Letter: Preservation is not the opposite of progress
I’m writing about an educational and historical preservation issue.
Growing up, I attended Cedar Rapids public schools. After having instilled in me a passion for lifelong learning and pride in Iowa’s excellent public education record at a young age, I went on to complete degrees at the University of Iowa. I loved staying in Iowa, and returned home to Cedar Rapids to practice my profession. My family has lived here for generations.
As a young student, I felt “home” walking some of the same school hallways that my parents and grandparents had; it brings me joy to be part of this story. Feeling this connection makes me a better citizen. This is why I’m concerned about the Board of Education’s proposed plan to close the oldest of our elementary schools and build new, large elementary schools outside the neighborhoods I’ve inhabited with my family and friends.
These schools, to this day, play such an important role in shaping our city. If we need additional schools for an expanding student population, I would never stand against that progress. I just don’t agree that the only way to progress is to close the doors on the rich heritage we have, to send our students away from fixable, adaptable buildings that are uniquely built.
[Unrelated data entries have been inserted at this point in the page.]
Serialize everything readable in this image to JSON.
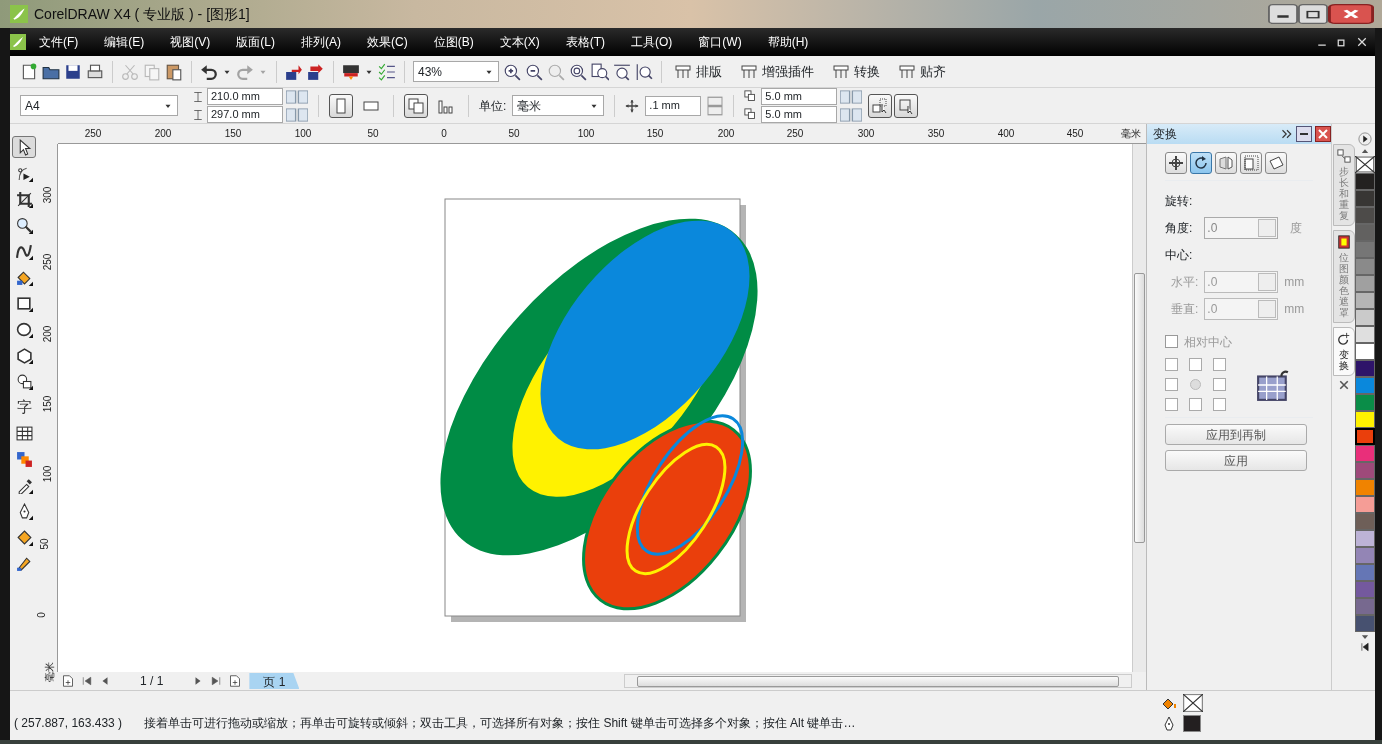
{
  "window": {
    "title": "CorelDRAW X4 ( 专业版 ) - [图形1]"
  },
  "menu": [
    {
      "label": "文件(F)"
    },
    {
      "label": "编辑(E)"
    },
    {
      "label": "视图(V)"
    },
    {
      "label": "版面(L)"
    },
    {
      "label": "排列(A)"
    },
    {
      "label": "效果(C)"
    },
    {
      "label": "位图(B)"
    },
    {
      "label": "文本(X)"
    },
    {
      "label": "表格(T)"
    },
    {
      "label": "工具(O)"
    },
    {
      "label": "窗口(W)"
    },
    {
      "label": "帮助(H)"
    }
  ],
  "toolbar": {
    "buttons": [
      {
        "kind": "new",
        "disabled": false
      },
      {
        "kind": "open",
        "disabled": false
      },
      {
        "kind": "save",
        "disabled": false
      },
      {
        "kind": "print",
        "disabled": false
      },
      {
        "kind": "sep"
      },
      {
        "kind": "cut",
        "disabled": true
      },
      {
        "kind": "copy",
        "disabled": true
      },
      {
        "kind": "paste",
        "disabled": false
      },
      {
        "kind": "sep"
      },
      {
        "kind": "undo",
        "disabled": false
      },
      {
        "kind": "caret",
        "disabled": false
      },
      {
        "kind": "redo",
        "disabled": true
      },
      {
        "kind": "caret",
        "disabled": true
      },
      {
        "kind": "sep"
      },
      {
        "kind": "import",
        "disabled": false
      },
      {
        "kind": "export",
        "disabled": false
      },
      {
        "kind": "sep"
      },
      {
        "kind": "publish",
        "disabled": false
      },
      {
        "kind": "caret",
        "disabled": false
      },
      {
        "kind": "options",
        "disabled": false
      }
    ],
    "zoom": "43%",
    "zoom_buttons": [
      {
        "kind": "zoom-in"
      },
      {
        "kind": "zoom-out"
      },
      {
        "kind": "zoom-selected"
      },
      {
        "kind": "zoom-all"
      },
      {
        "kind": "zoom-page"
      },
      {
        "kind": "zoom-width"
      },
      {
        "kind": "zoom-height"
      }
    ],
    "toolbars": [
      {
        "label": "排版"
      },
      {
        "label": "增强插件"
      },
      {
        "label": "转换"
      },
      {
        "label": "贴齐"
      }
    ]
  },
  "property_bar": {
    "paper": "A4",
    "width": "210.0 mm",
    "height": "297.0 mm",
    "orientation": [
      {
        "kind": "portrait",
        "selected": true
      },
      {
        "kind": "landscape",
        "selected": false
      }
    ],
    "layout": [
      {
        "kind": "all-pages",
        "selected": true
      },
      {
        "kind": "current-page",
        "selected": false
      }
    ],
    "unit_label": "单位:",
    "unit": "毫米",
    "nudge": ".1 mm",
    "duplicate_x": "5.0 mm",
    "duplicate_y": "5.0 mm",
    "toggles": [
      {
        "kind": "treat-as-filled",
        "selected": true
      },
      {
        "kind": "bounding-box",
        "selected": true
      }
    ]
  },
  "toolbox": [
    {
      "kind": "pick",
      "selected": true
    },
    {
      "kind": "shape",
      "selected": false
    },
    {
      "kind": "crop",
      "selected": false
    },
    {
      "kind": "zoom",
      "selected": false
    },
    {
      "kind": "freehand",
      "selected": false
    },
    {
      "kind": "smart-fill",
      "selected": false
    },
    {
      "kind": "rectangle",
      "selected": false
    },
    {
      "kind": "ellipse",
      "selected": false
    },
    {
      "kind": "polygon",
      "selected": false
    },
    {
      "kind": "basic-shapes",
      "selected": false
    },
    {
      "kind": "text",
      "glyph": "字",
      "selected": false
    },
    {
      "kind": "table",
      "selected": false
    },
    {
      "kind": "blend",
      "selected": false
    },
    {
      "kind": "eyedropper",
      "selected": false
    },
    {
      "kind": "outline",
      "selected": false
    },
    {
      "kind": "fill",
      "selected": false
    },
    {
      "kind": "interactive-fill",
      "selected": false
    }
  ],
  "rulers": {
    "horizontal": [
      "250",
      "200",
      "150",
      "100",
      "50",
      "0",
      "50",
      "100",
      "150",
      "200",
      "250",
      "300",
      "350",
      "400",
      "450",
      "毫米"
    ],
    "vertical": [
      "300",
      "250",
      "200",
      "150",
      "100",
      "50",
      "0",
      "毫米"
    ]
  },
  "page_nav": {
    "counter": "1 / 1",
    "tabs": [
      {
        "label": "页 1",
        "selected": true
      }
    ]
  },
  "docker": {
    "title": "变换",
    "modes": [
      {
        "kind": "position",
        "selected": false
      },
      {
        "kind": "rotate",
        "selected": true
      },
      {
        "kind": "scale",
        "selected": false
      },
      {
        "kind": "size",
        "selected": false
      },
      {
        "kind": "skew",
        "selected": false
      }
    ],
    "section": "旋转:",
    "angle": {
      "label": "角度:",
      "value": ".0",
      "unit": "度"
    },
    "center_label": "中心:",
    "center": [
      {
        "label": "水平:",
        "value": ".0",
        "unit": "mm",
        "disabled": true
      },
      {
        "label": "垂直:",
        "value": ".0",
        "unit": "mm",
        "disabled": true
      }
    ],
    "relative_center": {
      "label": "相对中心",
      "checked": false
    },
    "buttons": [
      {
        "label": "应用到再制"
      },
      {
        "label": "应用"
      }
    ]
  },
  "docker_tabs": [
    {
      "label": "步长和重复",
      "kind": "step",
      "selected": false
    },
    {
      "label": "位图颜色遮罩",
      "kind": "mask",
      "selected": false
    },
    {
      "label": "变换",
      "kind": "transform",
      "selected": true
    }
  ],
  "palette": [
    {
      "kind": "none",
      "selected": false
    },
    {
      "color": "#232120",
      "selected": false
    },
    {
      "color": "#383634",
      "selected": false
    },
    {
      "color": "#4d4b49",
      "selected": false
    },
    {
      "color": "#626160",
      "selected": false
    },
    {
      "color": "#767676",
      "selected": false
    },
    {
      "color": "#8a8a8a",
      "selected": false
    },
    {
      "color": "#a0a0a0",
      "selected": false
    },
    {
      "color": "#b5b5b5",
      "selected": false
    },
    {
      "color": "#cacaca",
      "selected": false
    },
    {
      "color": "#dfdfdf",
      "selected": false
    },
    {
      "color": "#ffffff",
      "selected": false
    },
    {
      "color": "#2e1469",
      "selected": false
    },
    {
      "color": "#0a88dc",
      "selected": false
    },
    {
      "color": "#0a8d48",
      "selected": false
    },
    {
      "color": "#fff200",
      "selected": false
    },
    {
      "color": "#ea3f0c",
      "selected": true
    },
    {
      "color": "#e92f7a",
      "selected": false
    },
    {
      "color": "#9e4a7a",
      "selected": false
    },
    {
      "color": "#f08300",
      "selected": false
    },
    {
      "color": "#f59d96",
      "selected": false
    },
    {
      "color": "#6e5f58",
      "selected": false
    },
    {
      "color": "#bdb3d6",
      "selected": false
    },
    {
      "color": "#9385b5",
      "selected": false
    },
    {
      "color": "#6576b5",
      "selected": false
    },
    {
      "color": "#74599e",
      "selected": false
    },
    {
      "color": "#77698f",
      "selected": false
    },
    {
      "color": "#475170",
      "selected": false
    }
  ],
  "status_bar": {
    "coordinates": "( 257.887, 163.433 )",
    "message": "接着单击可进行拖动或缩放；再单击可旋转或倾斜；双击工具，可选择所有对象；按住 Shift 键单击可选择多个对象；按住 Alt 键单击…",
    "fill": {
      "kind": "none"
    },
    "outline": {
      "color": "#231f20"
    }
  }
}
These older buildings are filled with light, spacious rooms, craftsmanship, potential, and stories important to all of us. I’m worried that their elimination would teach the next generation the wrong lesson about true progress.